[Dataset rows describing interfaces]
■ ■ ■ ■ ■

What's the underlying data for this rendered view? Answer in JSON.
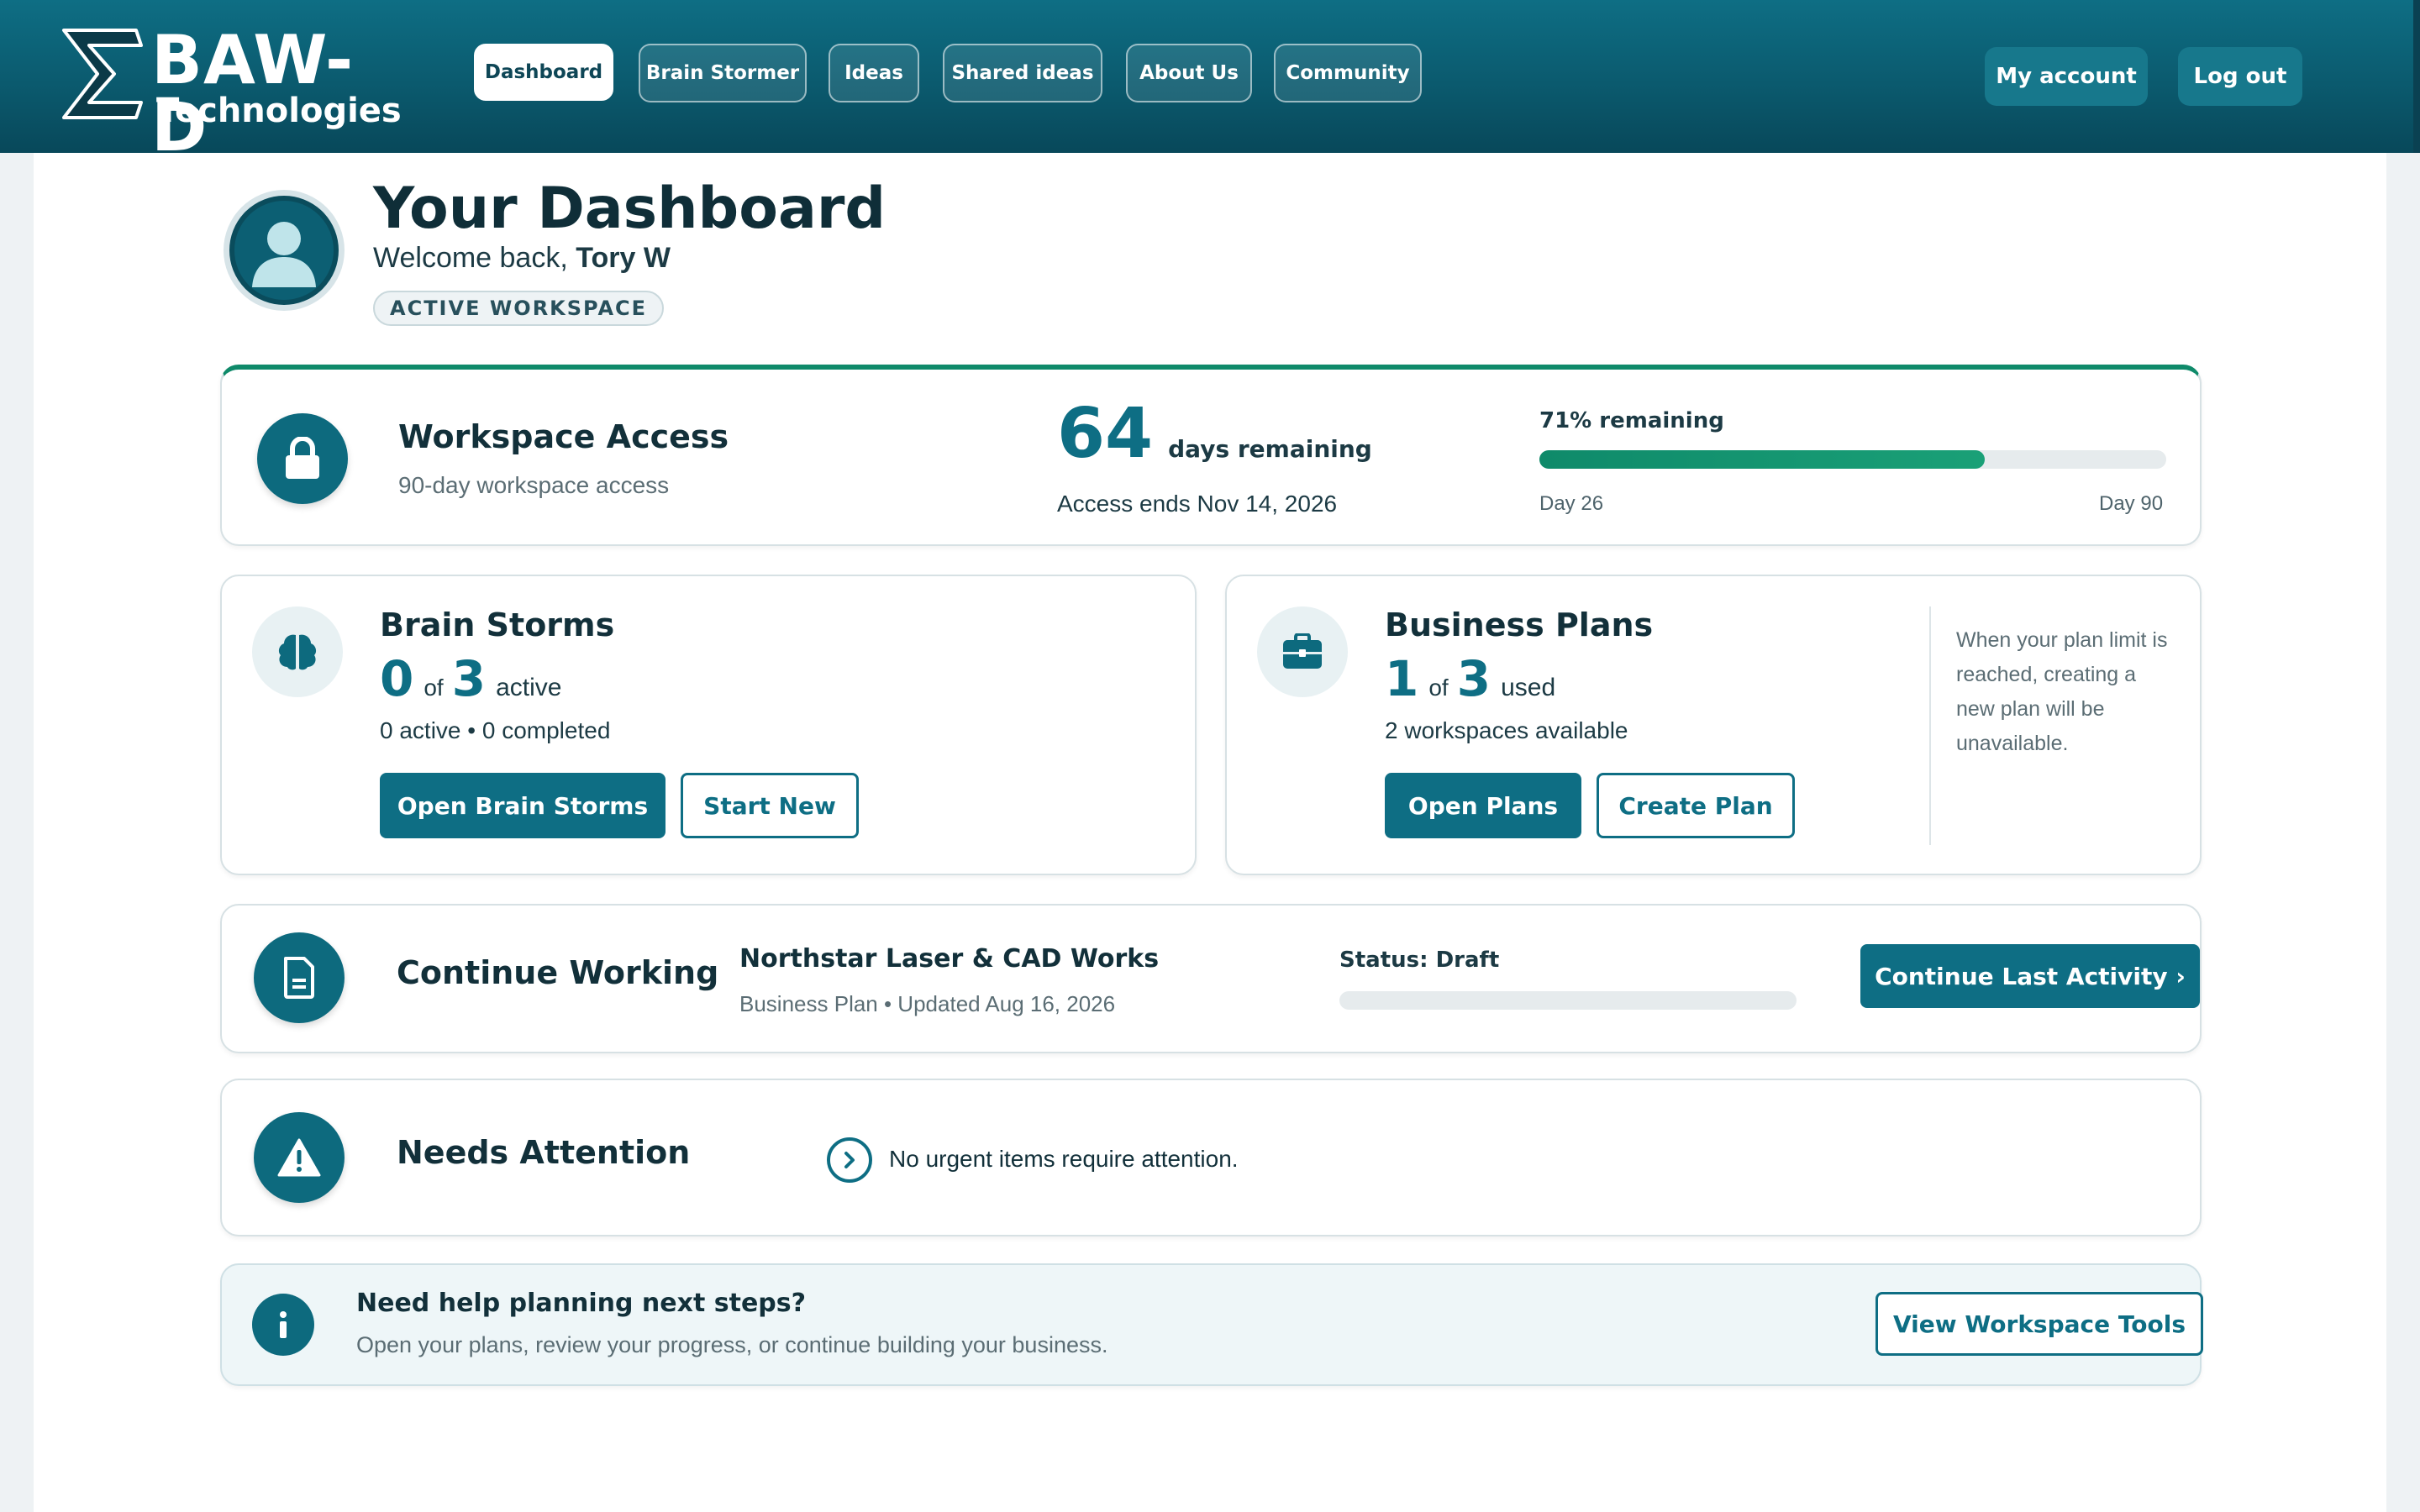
{
  "brand": {
    "name": "BAW-D",
    "subtitle": "Technologies"
  },
  "nav": {
    "items": [
      {
        "label": "Dashboard",
        "active": true
      },
      {
        "label": "Brain Stormer"
      },
      {
        "label": "Ideas"
      },
      {
        "label": "Shared ideas"
      },
      {
        "label": "About Us"
      },
      {
        "label": "Community"
      }
    ],
    "my_account": "My account",
    "logout": "Log out"
  },
  "profile": {
    "title": "Your Dashboard",
    "welcome_prefix": "Welcome back, ",
    "user_name": "Tory W",
    "badge": "ACTIVE WORKSPACE",
    "avatar_icon": "user-icon"
  },
  "access": {
    "title": "Workspace Access",
    "subtitle": "90-day workspace access",
    "days_remaining": "64",
    "days_label": "days remaining",
    "ends": "Access ends Nov 14, 2026",
    "remaining_label": "71% remaining",
    "progress_fraction": 0.71,
    "day_start": "Day 26",
    "day_end": "Day 90",
    "icon": "lock-icon",
    "accent": "#0f8a6a"
  },
  "brainstorms": {
    "title": "Brain Storms",
    "count": "0",
    "of": "of",
    "total": "3",
    "unit": "active",
    "detail": "0 active • 0 completed",
    "primary_btn": "Open Brain Storms",
    "secondary_btn": "Start New",
    "icon": "brain-icon"
  },
  "plans": {
    "title": "Business Plans",
    "count": "1",
    "of": "of",
    "total": "3",
    "unit": "used",
    "detail": "2 workspaces available",
    "primary_btn": "Open Plans",
    "secondary_btn": "Create Plan",
    "note": "When your plan limit is reached, creating a new plan will be unavailable.",
    "icon": "briefcase-icon"
  },
  "continue": {
    "title": "Continue Working",
    "project": "Northstar Laser & CAD Works",
    "meta": "Business Plan • Updated Aug 16, 2026",
    "status": "Status: Draft",
    "status_fraction": 0,
    "button": "Continue Last Activity ›",
    "icon": "document-icon"
  },
  "attention": {
    "title": "Needs Attention",
    "message": "No urgent items require attention.",
    "icon": "warning-icon",
    "item_icon": "chevron-right-circle-icon"
  },
  "help": {
    "title": "Need help planning next steps?",
    "text": "Open your plans, review your progress, or continue building your business.",
    "button": "View Workspace Tools",
    "icon": "info-icon"
  },
  "colors": {
    "brand": "#0e6e84",
    "header_top": "#0e6e84",
    "header_bottom": "#08485a",
    "progress_green": "#1aa077"
  }
}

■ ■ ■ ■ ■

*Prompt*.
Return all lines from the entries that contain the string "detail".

*Output*.
    "detail": "0 active • 0 completed",
    "detail": "2 workspaces available",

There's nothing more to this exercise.